About this task> Each entry that appears below should be restated exactly as it is.

———

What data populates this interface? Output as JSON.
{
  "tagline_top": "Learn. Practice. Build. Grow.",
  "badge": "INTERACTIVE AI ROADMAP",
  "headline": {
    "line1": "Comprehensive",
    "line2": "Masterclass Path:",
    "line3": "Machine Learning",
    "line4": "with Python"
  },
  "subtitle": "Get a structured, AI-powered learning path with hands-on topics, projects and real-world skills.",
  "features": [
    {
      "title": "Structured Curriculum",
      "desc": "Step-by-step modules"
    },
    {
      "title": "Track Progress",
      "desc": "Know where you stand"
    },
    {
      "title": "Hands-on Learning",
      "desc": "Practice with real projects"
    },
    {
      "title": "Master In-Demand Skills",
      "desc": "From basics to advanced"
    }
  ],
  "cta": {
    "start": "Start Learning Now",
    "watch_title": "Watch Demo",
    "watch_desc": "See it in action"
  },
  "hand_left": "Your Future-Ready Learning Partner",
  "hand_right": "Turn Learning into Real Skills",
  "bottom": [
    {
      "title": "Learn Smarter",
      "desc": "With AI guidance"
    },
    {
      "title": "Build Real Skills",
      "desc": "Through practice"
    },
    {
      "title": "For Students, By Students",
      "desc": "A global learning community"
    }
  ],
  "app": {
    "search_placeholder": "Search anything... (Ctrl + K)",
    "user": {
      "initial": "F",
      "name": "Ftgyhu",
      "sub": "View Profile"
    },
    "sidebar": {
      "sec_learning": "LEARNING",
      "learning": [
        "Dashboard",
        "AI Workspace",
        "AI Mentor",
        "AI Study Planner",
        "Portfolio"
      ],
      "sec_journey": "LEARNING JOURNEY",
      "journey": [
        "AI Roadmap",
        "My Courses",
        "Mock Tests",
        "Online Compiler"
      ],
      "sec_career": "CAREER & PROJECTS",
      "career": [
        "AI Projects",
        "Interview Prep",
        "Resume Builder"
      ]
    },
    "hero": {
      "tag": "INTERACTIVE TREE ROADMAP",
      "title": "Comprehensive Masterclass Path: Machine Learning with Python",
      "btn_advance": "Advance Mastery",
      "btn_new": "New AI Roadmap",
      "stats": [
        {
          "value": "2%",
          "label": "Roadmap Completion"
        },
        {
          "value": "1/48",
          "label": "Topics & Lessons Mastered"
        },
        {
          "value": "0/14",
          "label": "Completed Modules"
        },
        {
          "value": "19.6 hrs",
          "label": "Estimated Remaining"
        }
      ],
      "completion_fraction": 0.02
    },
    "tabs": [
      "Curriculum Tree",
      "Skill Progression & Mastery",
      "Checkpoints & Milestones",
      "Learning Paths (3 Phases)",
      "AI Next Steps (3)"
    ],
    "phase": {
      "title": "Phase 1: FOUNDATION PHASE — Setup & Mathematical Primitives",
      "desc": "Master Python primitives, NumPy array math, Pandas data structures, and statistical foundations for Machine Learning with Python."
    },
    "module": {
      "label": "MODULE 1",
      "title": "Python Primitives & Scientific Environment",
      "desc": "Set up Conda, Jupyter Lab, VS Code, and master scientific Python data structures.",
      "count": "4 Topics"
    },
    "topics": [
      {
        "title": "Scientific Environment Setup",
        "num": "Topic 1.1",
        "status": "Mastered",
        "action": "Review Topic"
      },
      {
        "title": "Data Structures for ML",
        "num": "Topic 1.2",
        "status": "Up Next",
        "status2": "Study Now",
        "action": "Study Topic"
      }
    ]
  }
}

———

Finished task>
What data populates this interface? Output as JSON.
{
  "tagline_top": "Learn. Practice. Build. Grow.",
  "badge": "INTERACTIVE AI ROADMAP",
  "headline": {
    "line1": "Comprehensive",
    "line2": "Masterclass Path:",
    "line3": "Machine Learning",
    "line4": "with Python"
  },
  "subtitle": "Get a structured, AI-powered learning path with hands-on topics, projects and real-world skills.",
  "features": [
    {
      "title": "Structured Curriculum",
      "desc": "Step-by-step modules"
    },
    {
      "title": "Track Progress",
      "desc": "Know where you stand"
    },
    {
      "title": "Hands-on Learning",
      "desc": "Practice with real projects"
    },
    {
      "title": "Master In-Demand Skills",
      "desc": "From basics to advanced"
    }
  ],
  "cta": {
    "start": "Start Learning Now",
    "watch_title": "Watch Demo",
    "watch_desc": "See it in action"
  },
  "hand_left": "Your Future-Ready Learning Partner",
  "hand_right": "Turn Learning into Real Skills",
  "bottom": [
    {
      "title": "Learn Smarter",
      "desc": "With AI guidance"
    },
    {
      "title": "Build Real Skills",
      "desc": "Through practice"
    },
    {
      "title": "For Students, By Students",
      "desc": "A global learning community"
    }
  ],
  "app": {
    "search_placeholder": "Search anything... (Ctrl + K)",
    "user": {
      "initial": "F",
      "name": "Ftgyhu",
      "sub": "View Profile"
    },
    "sidebar": {
      "sec_learning": "LEARNING",
      "learning": [
        "Dashboard",
        "AI Workspace",
        "AI Mentor",
        "AI Study Planner",
        "Portfolio"
      ],
      "sec_journey": "LEARNING JOURNEY",
      "journey": [
        "AI Roadmap",
        "My Courses",
        "Mock Tests",
        "Online Compiler"
      ],
      "sec_career": "CAREER & PROJECTS",
      "career": [
        "AI Projects",
        "Interview Prep",
        "Resume Builder"
      ]
    },
    "hero": {
      "tag": "INTERACTIVE TREE ROADMAP",
      "title": "Comprehensive Masterclass Path: Machine Learning with Python",
      "btn_advance": "Advance Mastery",
      "btn_new": "New AI Roadmap",
      "stats": [
        {
          "value": "2%",
          "label": "Roadmap Completion"
        },
        {
          "value": "1/48",
          "label": "Topics & Lessons Mastered"
        },
        {
          "value": "0/14",
          "label": "Completed Modules"
        },
        {
          "value": "19.6 hrs",
          "label": "Estimated Remaining"
        }
      ],
      "completion_fraction": 0.02
    },
    "tabs": [
      "Curriculum Tree",
      "Skill Progression & Mastery",
      "Checkpoints & Milestones",
      "Learning Paths (3 Phases)",
      "AI Next Steps (3)"
    ],
    "phase": {
      "title": "Phase 1: FOUNDATION PHASE — Setup & Mathematical Primitives",
      "desc": "Master Python primitives, NumPy array math, Pandas data structures, and statistical foundations for Machine Learning with Python."
    },
    "module": {
      "label": "MODULE 1",
      "title": "Python Primitives & Scientific Environment",
      "desc": "Set up Conda, Jupyter Lab, VS Code, and master scientific Python data structures.",
      "count": "4 Topics"
    },
    "topics": [
      {
        "title": "Scientific Environment Setup",
        "num": "Topic 1.1",
        "status": "Mastered",
        "action": "Review Topic"
      },
      {
        "title": "Data Structures for ML",
        "num": "Topic 1.2",
        "status": "Up Next",
        "status2": "Study Now",
        "action": "Study Topic"
      }
    ]
  }
}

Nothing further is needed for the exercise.